**Data excerpts:**

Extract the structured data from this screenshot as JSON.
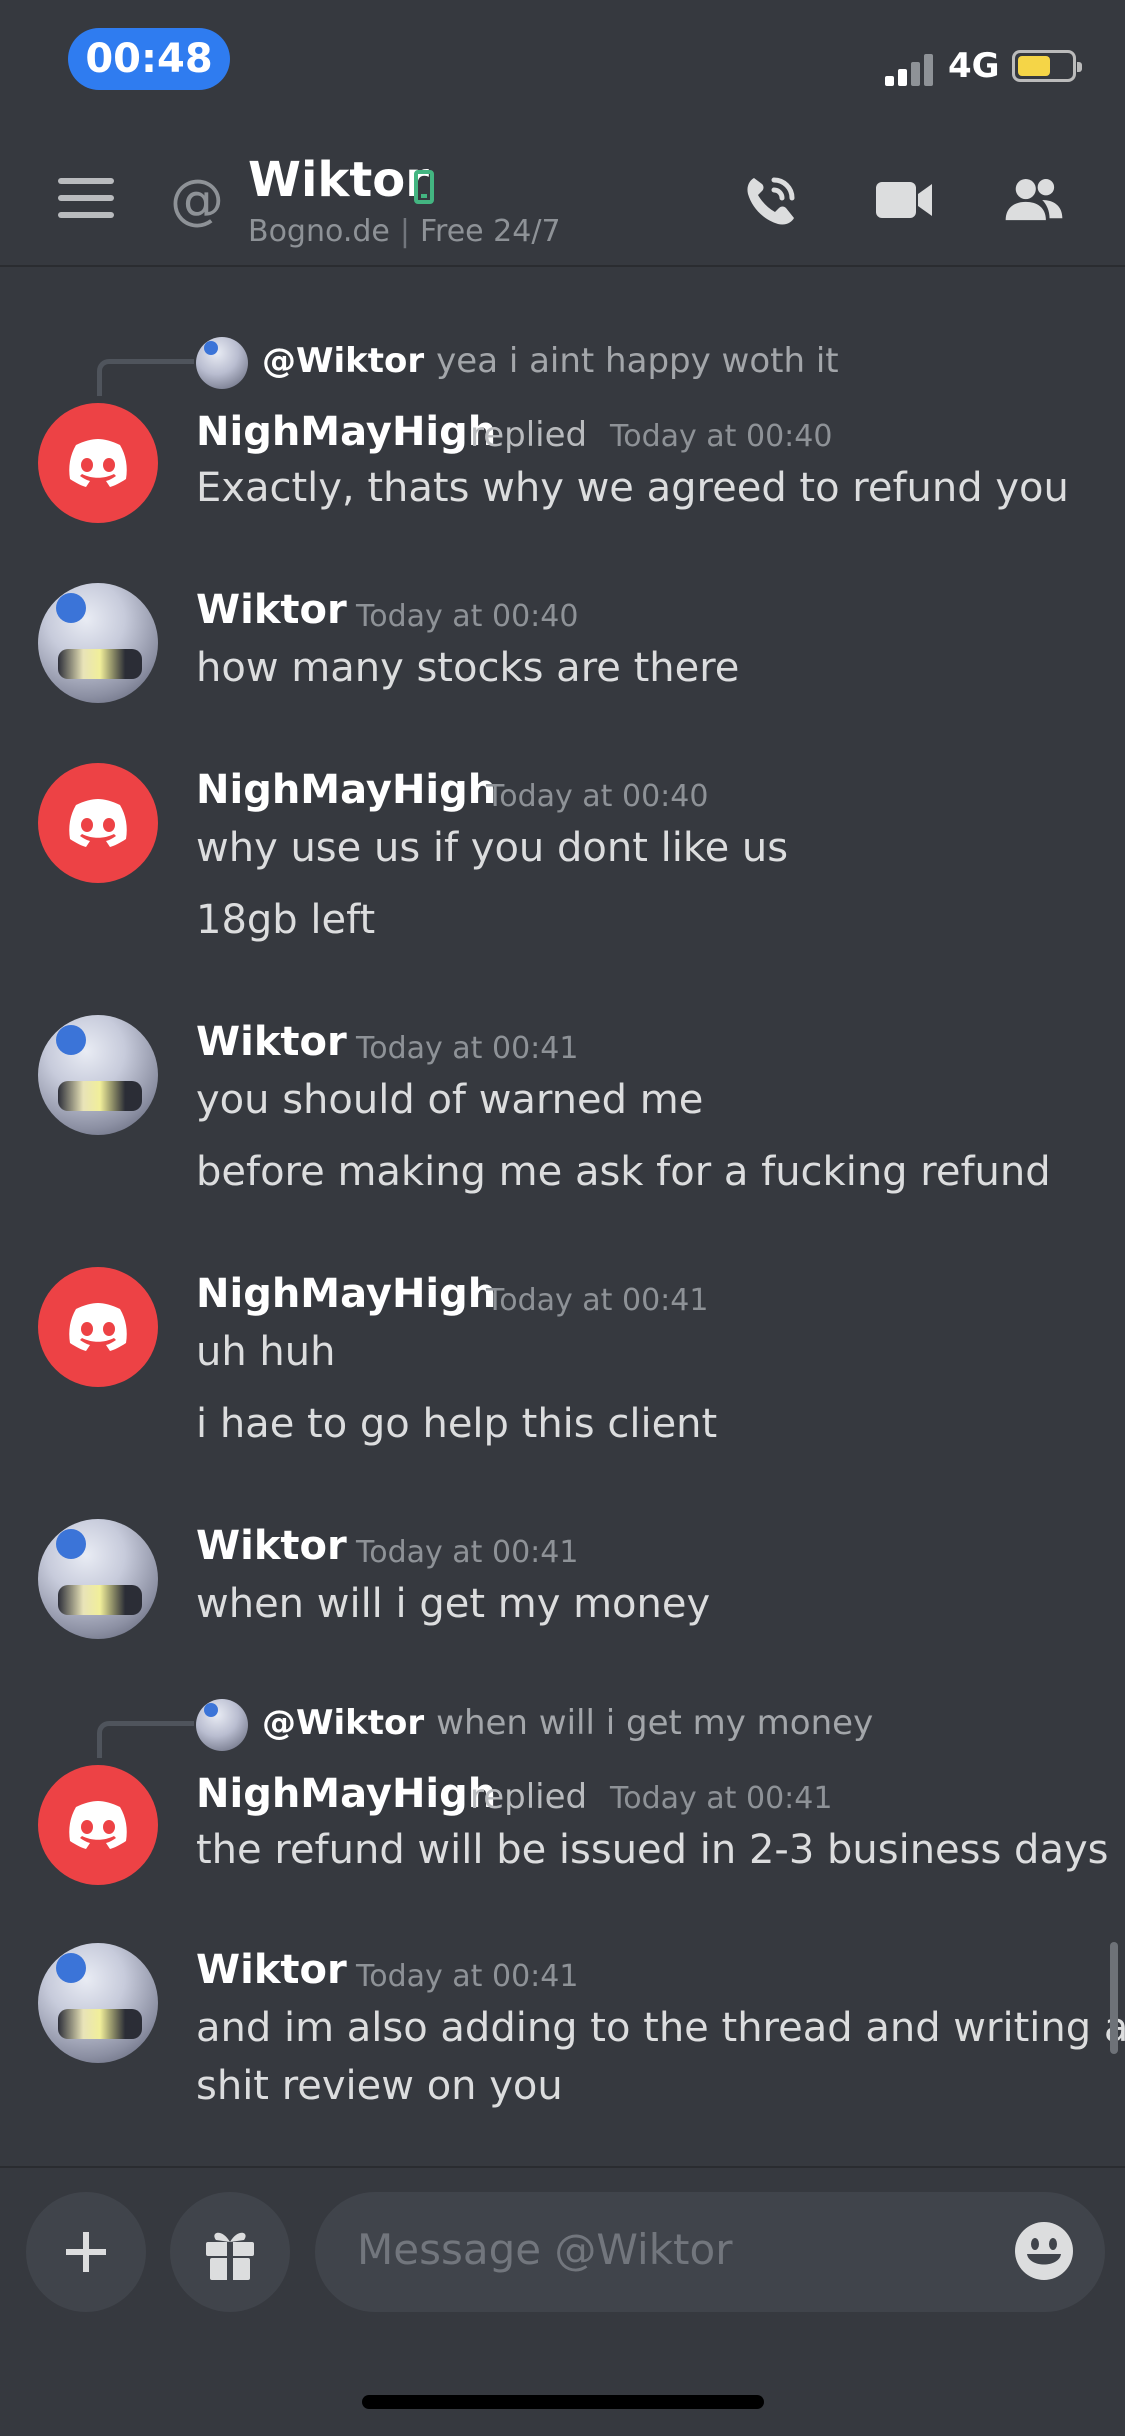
{
  "status_bar": {
    "time": "00:48",
    "network": "4G"
  },
  "header": {
    "channel_name": "Wiktor",
    "topic_site": "Bogno.de",
    "topic_tagline": "Free 24/7",
    "icons": [
      "menu-icon",
      "at-icon",
      "mobile-status-icon",
      "voice-call-icon",
      "video-call-icon",
      "members-icon"
    ]
  },
  "messages": [
    {
      "author": "NighMayHigh",
      "replied_label": "replied",
      "timestamp": "Today at 00:40",
      "reply_to": {
        "name": "@Wiktor",
        "content": "yea i aint happy woth it"
      },
      "lines": [
        "Exactly, thats why we agreed to refund you"
      ]
    },
    {
      "author": "Wiktor",
      "timestamp": "Today at 00:40",
      "lines": [
        "how many stocks are there"
      ]
    },
    {
      "author": "NighMayHigh",
      "timestamp": "Today at 00:40",
      "lines": [
        "why use us if you dont like us",
        "18gb left"
      ]
    },
    {
      "author": "Wiktor",
      "timestamp": "Today at 00:41",
      "lines": [
        "you should of warned me",
        "before making me ask for a fucking refund"
      ]
    },
    {
      "author": "NighMayHigh",
      "timestamp": "Today at 00:41",
      "lines": [
        "uh huh",
        "i hae to go help this client"
      ]
    },
    {
      "author": "Wiktor",
      "timestamp": "Today at 00:41",
      "lines": [
        "when will i get my money"
      ]
    },
    {
      "author": "NighMayHigh",
      "replied_label": "replied",
      "timestamp": "Today at 00:41",
      "reply_to": {
        "name": "@Wiktor",
        "content": "when will i get my money"
      },
      "lines": [
        "the refund will be issued in 2-3 business days"
      ]
    },
    {
      "author": "Wiktor",
      "timestamp": "Today at 00:41",
      "lines": [
        "and im also adding to the thread and writing a",
        "shit review on you"
      ]
    }
  ],
  "composer": {
    "placeholder": "Message @Wiktor"
  },
  "colors": {
    "background": "#36393f",
    "discord_red": "#ed4245",
    "online_green": "#43b581",
    "time_pill": "#2f7cf0"
  }
}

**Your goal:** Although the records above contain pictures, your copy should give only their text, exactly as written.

**Output of the task:**
Extract the structured data from this screenshot as JSON.
{
  "status_bar": {
    "time": "00:48",
    "network": "4G"
  },
  "header": {
    "channel_name": "Wiktor",
    "topic_site": "Bogno.de",
    "topic_tagline": "Free 24/7",
    "icons": [
      "menu-icon",
      "at-icon",
      "mobile-status-icon",
      "voice-call-icon",
      "video-call-icon",
      "members-icon"
    ]
  },
  "messages": [
    {
      "author": "NighMayHigh",
      "replied_label": "replied",
      "timestamp": "Today at 00:40",
      "reply_to": {
        "name": "@Wiktor",
        "content": "yea i aint happy woth it"
      },
      "lines": [
        "Exactly, thats why we agreed to refund you"
      ]
    },
    {
      "author": "Wiktor",
      "timestamp": "Today at 00:40",
      "lines": [
        "how many stocks are there"
      ]
    },
    {
      "author": "NighMayHigh",
      "timestamp": "Today at 00:40",
      "lines": [
        "why use us if you dont like us",
        "18gb left"
      ]
    },
    {
      "author": "Wiktor",
      "timestamp": "Today at 00:41",
      "lines": [
        "you should of warned me",
        "before making me ask for a fucking refund"
      ]
    },
    {
      "author": "NighMayHigh",
      "timestamp": "Today at 00:41",
      "lines": [
        "uh huh",
        "i hae to go help this client"
      ]
    },
    {
      "author": "Wiktor",
      "timestamp": "Today at 00:41",
      "lines": [
        "when will i get my money"
      ]
    },
    {
      "author": "NighMayHigh",
      "replied_label": "replied",
      "timestamp": "Today at 00:41",
      "reply_to": {
        "name": "@Wiktor",
        "content": "when will i get my money"
      },
      "lines": [
        "the refund will be issued in 2-3 business days"
      ]
    },
    {
      "author": "Wiktor",
      "timestamp": "Today at 00:41",
      "lines": [
        "and im also adding to the thread and writing a",
        "shit review on you"
      ]
    }
  ],
  "composer": {
    "placeholder": "Message @Wiktor"
  },
  "colors": {
    "background": "#36393f",
    "discord_red": "#ed4245",
    "online_green": "#43b581",
    "time_pill": "#2f7cf0"
  }
}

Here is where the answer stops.